Then I got sick. My first real-life challenge came during my junior year of college, in the form of a serious illness that made me lose more than half my body weight in less than half a year. I needed care, support and extra doses of love. I needed my parents. But they were halfway around the world — to get to them, I had to take my exhausted body on several flights before finally collapsing into the comfort of home.
As my parents and I get older, the physical distance is starting to weigh on us. Fully emerged into adulthood, my life has only become more complicated, and so has the way I need my parents. I find myself craving my parents’ presence as I navigate my professional and personal lives.
Similarly, my parents feel helpless in guiding me through the murky waters of my 20s. They spent my childhood and adolescence making sure I would be set up to succeed as an adult. None of us thought about the realities of us living apart for the rest of our lives.

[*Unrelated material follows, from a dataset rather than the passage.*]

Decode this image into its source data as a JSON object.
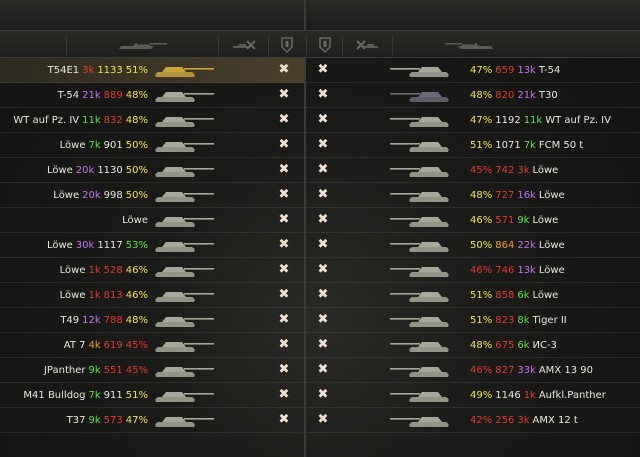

I also feel my parents and myself drifting culturally. I’m ethnically Kenyan, and attended high school in Nairobi, so the inner workings of its culture and way of life is not something completely foreign to me. But as I spend more time away from the continent, I find myself forgetting those nuances. The American perspective continues to take up more mental space, while my parents head the opposite direction. They have moved back into the culture that raised them, that their mothers and sisters and brothers have remained fully immersed in. I love having that connection to my roots alive and well, but I also ache for the days we were on the same page.
I think about one day building my own family. I fear that I’ve become overly comfortable in being distant from my parents, and that will compromise the foundation of my future family. I fear my kids won’t know my mother’s exuberance and kindness, or my father’s depth of knowledge and warmth, because they’ll only see them once a year.
But that fear and craving for connection promotes a fierce commitment to staying present in each other lives. I tell my parents everything with as much detail as possible, so they feel like they’re here with me. I make an effort to get to know my parents as people, so on top of me loving them as the people who raised me, I love them as individuals.
Living a combined 15,641 miles from my parents hurts, some days more than others, but it has given me the gift of appreciation and a deeper sense of love for them and their love for me. Even if they (sometimes) don’t recognize me.
Kui Mwai is a freelance writer based in Washington, D.C. Her passion is using the written word to bring authenticity, humor and truth to issues that face communities she is a part of: the black community, the international community, the feminist community. She prides herself on using her third culture perspective to offer compelling and fresh commentary on a myriad of social topics, from women’s issues in Sub-Saharan Africa, to black culture in America.